My first was a summer baby, and my husband and I lovingly referred to my ankles as Flintstone-esque. It was even agonizing for me to walk along the waters edge at the beach — each small wave that lapped against my ankles made them throb.
But it doesn’t have to be summer for you to be experiencing swelling in the calves, ankles, and feet; and this condition can cause mild discomfort to flat out pain.
There are many contributing factors as to why a pregnant woman will have swelling; the biggest issue, though, is circulation. Carrying all that additional weight in the abdomen decreases the circulation to your legs. Add to that the dramatic increase of fluids in your system and you get such wonderful pregnancy issues as swelling, leg cramps, spider/varicose veins – perhaps even feeling like your legs are stuffed full like sausages.
1. Get into the water. Since circulation is the big culprit, most women find comfort in doing activities that get the fluid moving and away from the extremities. While I recommend that every woman consult her doctor/midwife before starting any new physical activities, swimming can be successful in reducing the swelling. In addition, being in the water makes pregnant women feel light and buoyant – very welcome sensations. Hydrotherapy, in general, can be effective as well as palliative. Soaking your feet in Epsom salts at the end of a long day can also be quite soothing.
2. Move around. Be sure to elevate your feet whenever possible, preferably while lying on your side. Lying on your left side is better for circulation, but that doesn’t mean you can’t lie on your right side, too (unless your doctor/midwife has told you to stay on your left). Switch from side to side or else one hip may start to ache. Also, whenever sitting for long periods of time, at your desk or on the couch, remember to do some ankle circles.

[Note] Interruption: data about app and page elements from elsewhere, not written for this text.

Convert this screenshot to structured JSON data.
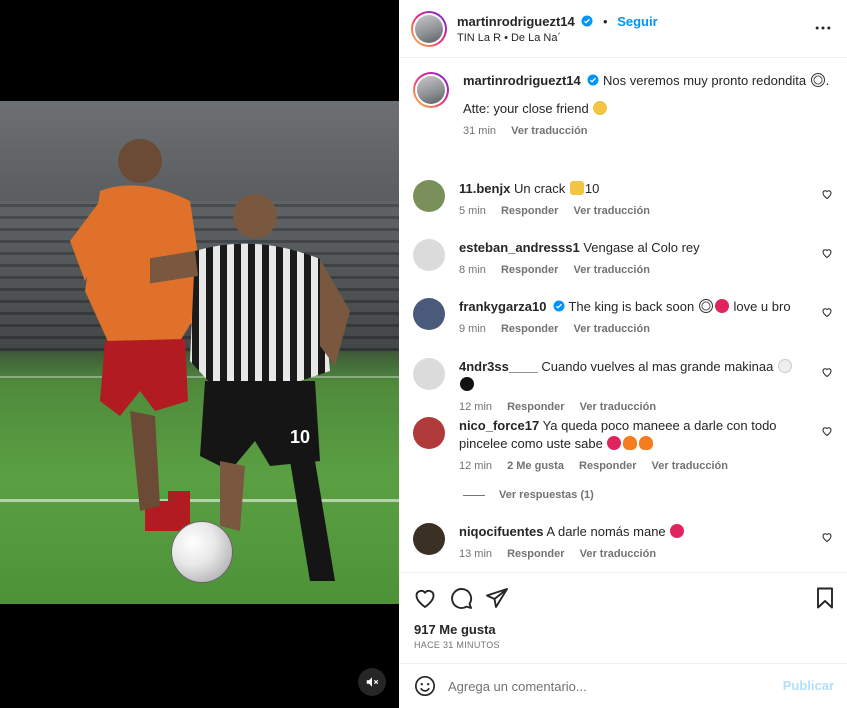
{
  "post": {
    "username": "martinrodriguezt14",
    "follow_label": "Seguir",
    "separator": "•",
    "audio_line": "TIN La R  •  De La Na´",
    "caption": {
      "username": "martinrodriguezt14",
      "text_line1": "Nos veremos muy pronto redondita",
      "text_line2": "Atte: your close friend",
      "time": "31 min",
      "translate": "Ver traducción"
    }
  },
  "comments": [
    {
      "username": "11.benjx",
      "verified": false,
      "text": "Un crack",
      "suffix": "10",
      "time": "5 min",
      "reply": "Responder",
      "translate": "Ver traducción",
      "avatar_color": "#7a8f5a"
    },
    {
      "username": "esteban_andresss1",
      "verified": false,
      "text": "Vengase al Colo rey",
      "time": "8 min",
      "reply": "Responder",
      "translate": "Ver traducción",
      "avatar_color": "#dbdbdb"
    },
    {
      "username": "frankygarza10",
      "verified": true,
      "text": "The king is back soon",
      "suffix": "love u bro",
      "time": "9 min",
      "reply": "Responder",
      "translate": "Ver traducción",
      "avatar_color": "#4a5a7a"
    },
    {
      "username": "4ndr3ss____",
      "verified": false,
      "text": "Cuando vuelves al mas grande makinaa",
      "time": "12 min",
      "reply": "Responder",
      "translate": "Ver traducción",
      "avatar_color": "#dbdbdb"
    },
    {
      "username": "nico_force17",
      "verified": false,
      "text": "Ya queda poco maneee a darle con todo pincelee como uste sabe",
      "time": "12 min",
      "likes": "2 Me gusta",
      "reply": "Responder",
      "translate": "Ver traducción",
      "avatar_color": "#b03a3a"
    },
    {
      "username": "niqocifuentes",
      "verified": false,
      "text": "A darle nomás mane",
      "time": "13 min",
      "reply": "Responder",
      "translate": "Ver traducción",
      "avatar_color": "#3b3024"
    }
  ],
  "view_replies": "Ver respuestas (1)",
  "likes_count": "917 Me gusta",
  "post_time": "HACE 31 MINUTOS",
  "composer": {
    "placeholder": "Agrega un comentario...",
    "post_label": "Publicar"
  },
  "colors": {
    "accent": "#0095f6",
    "verified": "#0095f6",
    "muted": "#737373",
    "post_disabled": "#b2dffc"
  },
  "icons": [
    "verified-badge-icon",
    "more-options-icon",
    "heart-icon",
    "comment-icon",
    "share-icon",
    "bookmark-icon",
    "emoji-icon",
    "mute-icon"
  ]
}
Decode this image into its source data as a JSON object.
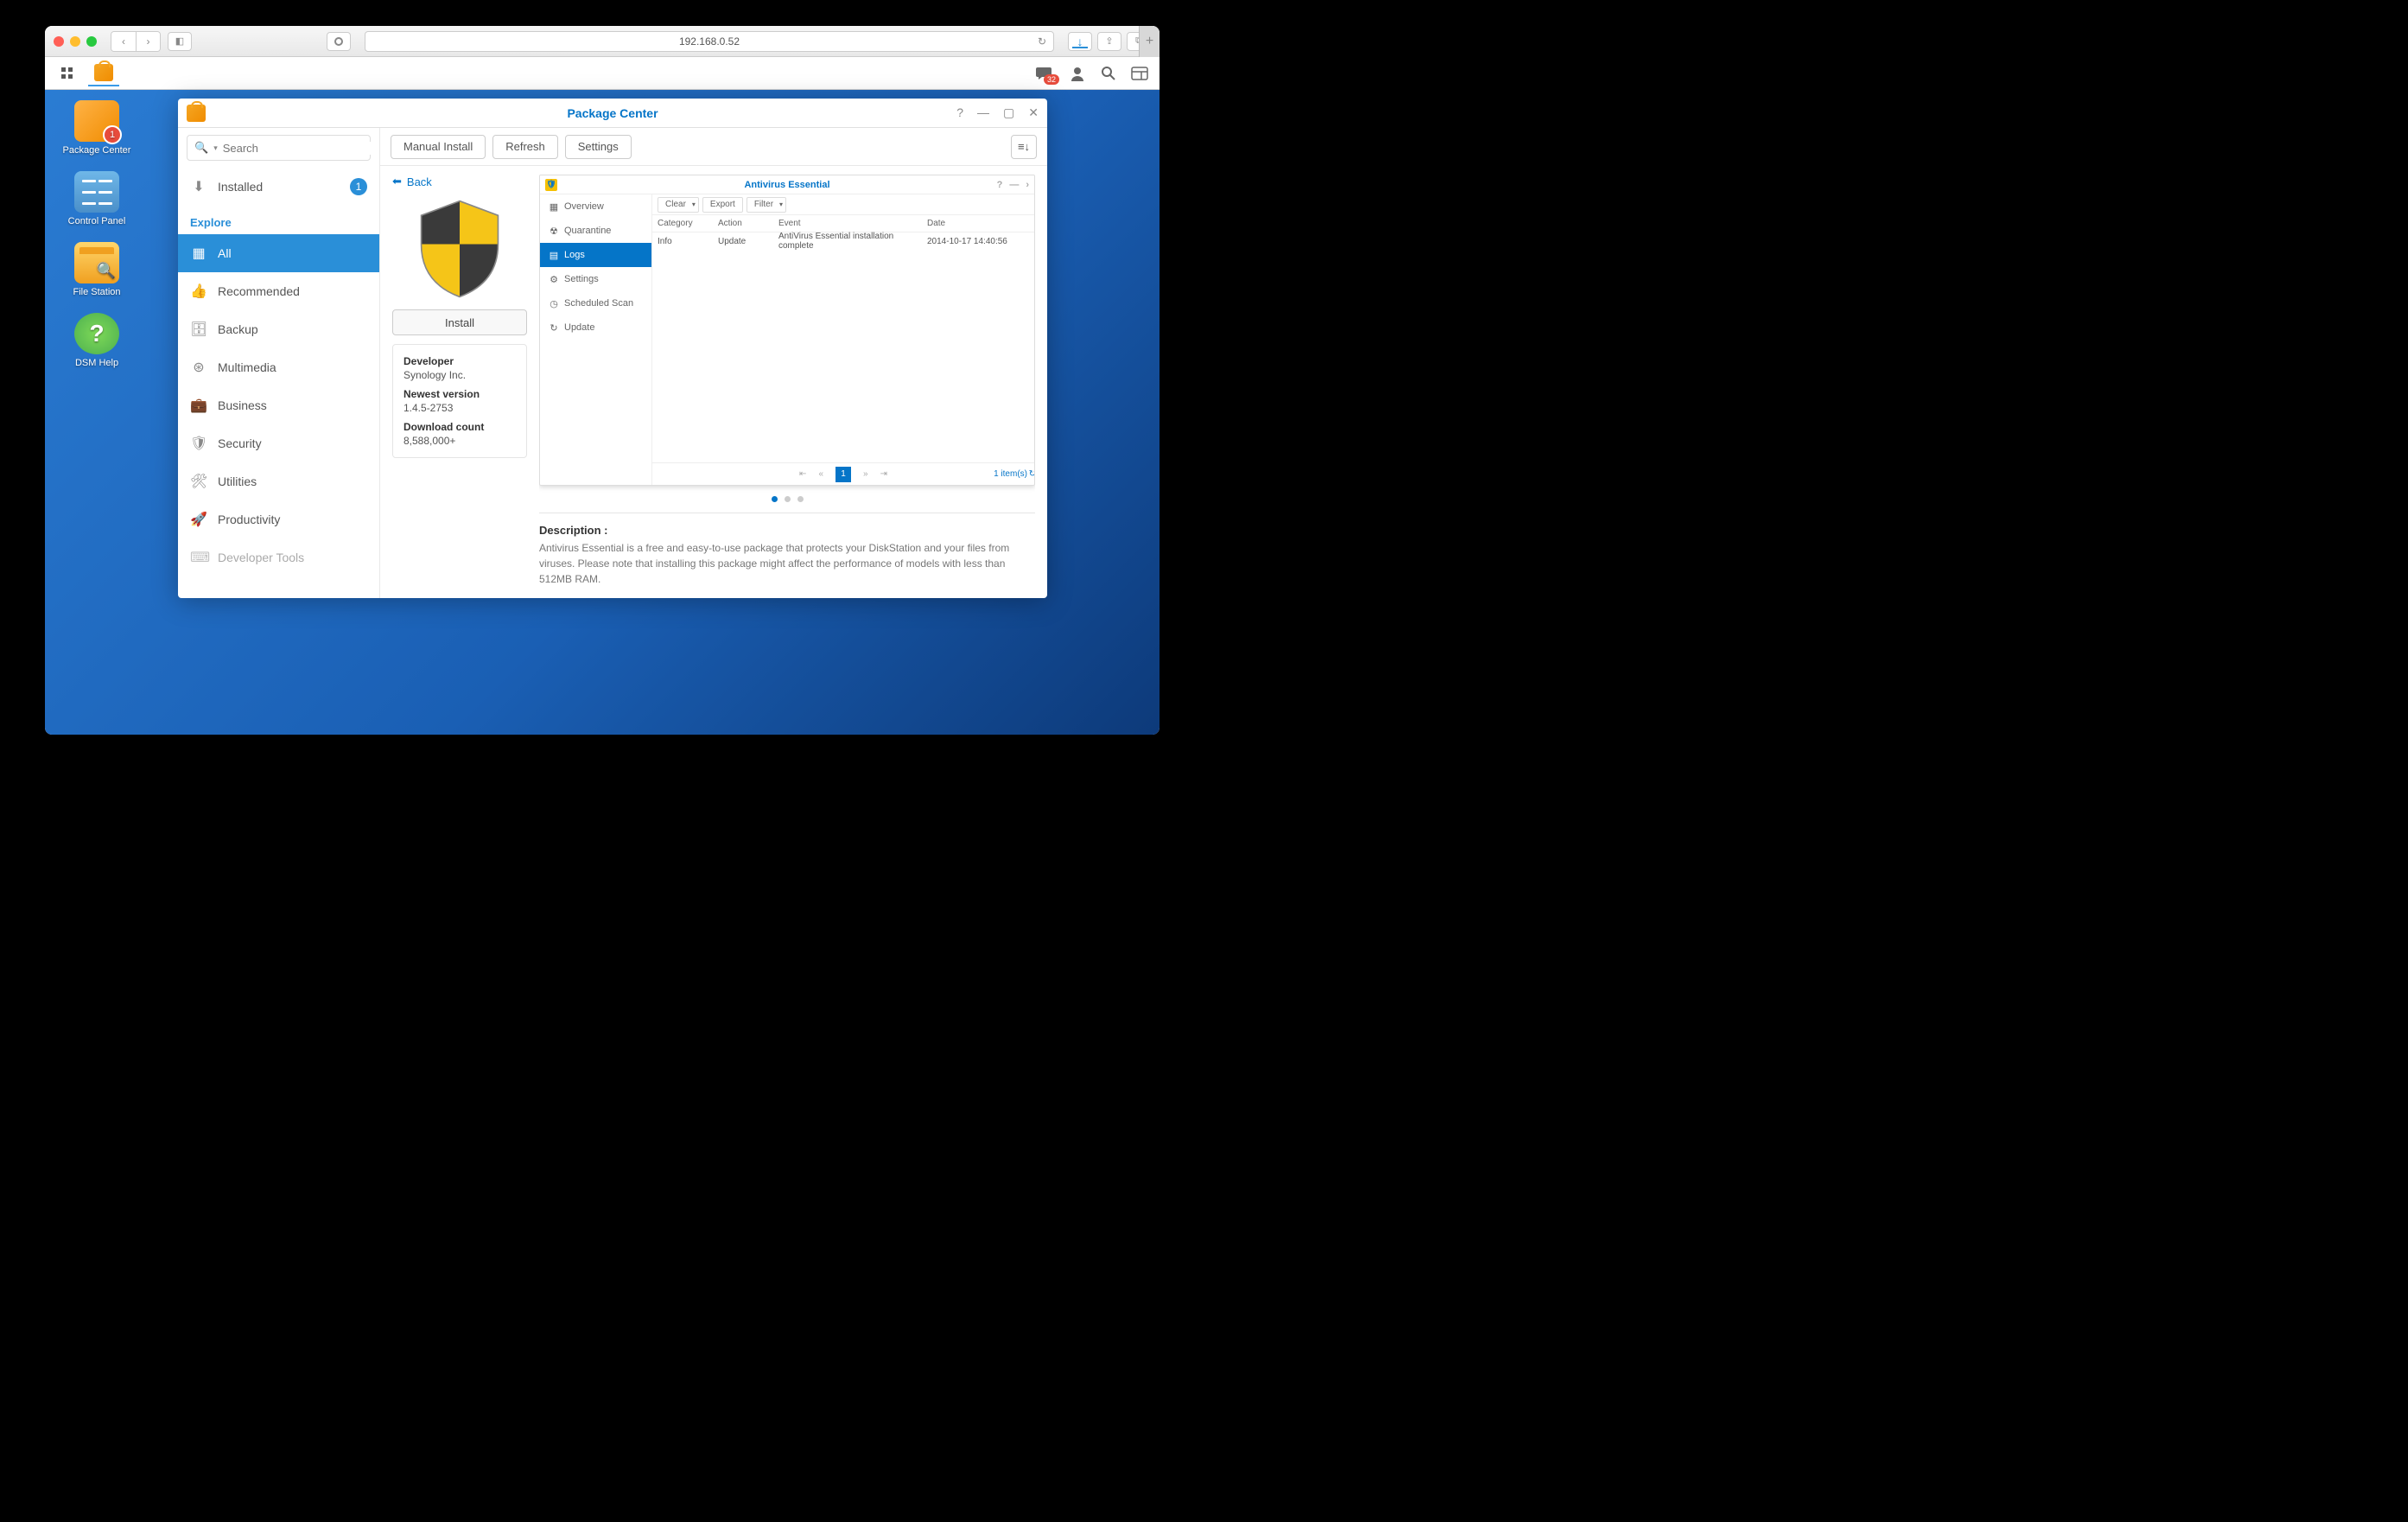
{
  "browser": {
    "url": "192.168.0.52"
  },
  "taskbar": {
    "notif_count": "32"
  },
  "desktop_icons": [
    {
      "label": "Package Center",
      "badge": "1"
    },
    {
      "label": "Control Panel"
    },
    {
      "label": "File Station"
    },
    {
      "label": "DSM Help"
    }
  ],
  "window": {
    "title": "Package Center",
    "search_placeholder": "Search",
    "toolbar": {
      "manual_install": "Manual Install",
      "refresh": "Refresh",
      "settings": "Settings"
    },
    "sidebar": {
      "installed": {
        "label": "Installed",
        "badge": "1"
      },
      "explore_heading": "Explore",
      "categories": [
        "All",
        "Recommended",
        "Backup",
        "Multimedia",
        "Business",
        "Security",
        "Utilities",
        "Productivity",
        "Developer Tools"
      ]
    },
    "detail": {
      "back": "Back",
      "install": "Install",
      "meta": {
        "developer_label": "Developer",
        "developer": "Synology Inc.",
        "version_label": "Newest version",
        "version": "1.4.5-2753",
        "downloads_label": "Download count",
        "downloads": "8,588,000+"
      },
      "screenshot": {
        "title": "Antivirus Essential",
        "nav": [
          "Overview",
          "Quarantine",
          "Logs",
          "Settings",
          "Scheduled Scan",
          "Update"
        ],
        "tools": {
          "clear": "Clear",
          "export": "Export",
          "filter": "Filter"
        },
        "columns": [
          "Category",
          "Action",
          "Event",
          "Date"
        ],
        "row": {
          "category": "Info",
          "action": "Update",
          "event": "AntiVirus Essential installation complete",
          "date": "2014-10-17 14:40:56"
        },
        "page": "1",
        "items": "1 item(s)"
      },
      "description_heading": "Description :",
      "description": "Antivirus Essential is a free and easy-to-use package that protects your DiskStation and your files from viruses. Please note that installing this package might affect the performance of models with less than 512MB RAM."
    }
  }
}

3. Watch what you eat and drink. Be mindful of what you’re putting into your body as well. Water, water, and more water. You really can’t drink too much water during pregnancy. It can help with so many issues from swelling to keeping your uterus from becoming cranky (remember, it’s a big muscle!). And don’t skimp on salt, either. Oftentimes we associate salt with swelling, but you don’t want to cut back on salt during pregnancy unless your doctor/midwife advises you to for medical reasons – otherwise salt to taste. Protein is another big nutritional component. During pregnancy be sure to consume about 70g+ each day.
4. Get a massage. Of all the things you can do to help reduce the swelling, perhaps the most pleasurable is massage. Massage increases circulation, reduces swelling, and can help lower the incidence of calf cramps.
It tends to be more enjoyable to have someone else give you massage, and I recommend you have that someone do a little calf massage every evening before going to bed. Have them use a thick hand cream and basically work the big muscles in the back of the calf as if kneading dough – alternating hands, using pressure with the fingertips and thumbs as well as sides of the hands. End by cupping the calf in both hands down at the ankle and pushing up towards the knee, moving all of that fluid away from the foot. Of course, a few minutes spent on the foot would be wonderful, too! (If you have spider or varicose veins, consult with your doctor/midwife before having any leg massage.)
In general, regular massage treatments throughout pregnancy are recommended. Massage can help with the side effects of slowed circulation as well as counter low back discomfort and be emotionally soothing. Consider scheduling massage at the same frequency with which you would see your doctor/midwife — once a month at first and then increasing as pregnancy progresses.
Becky Morgan, Childbirth Education Program Manager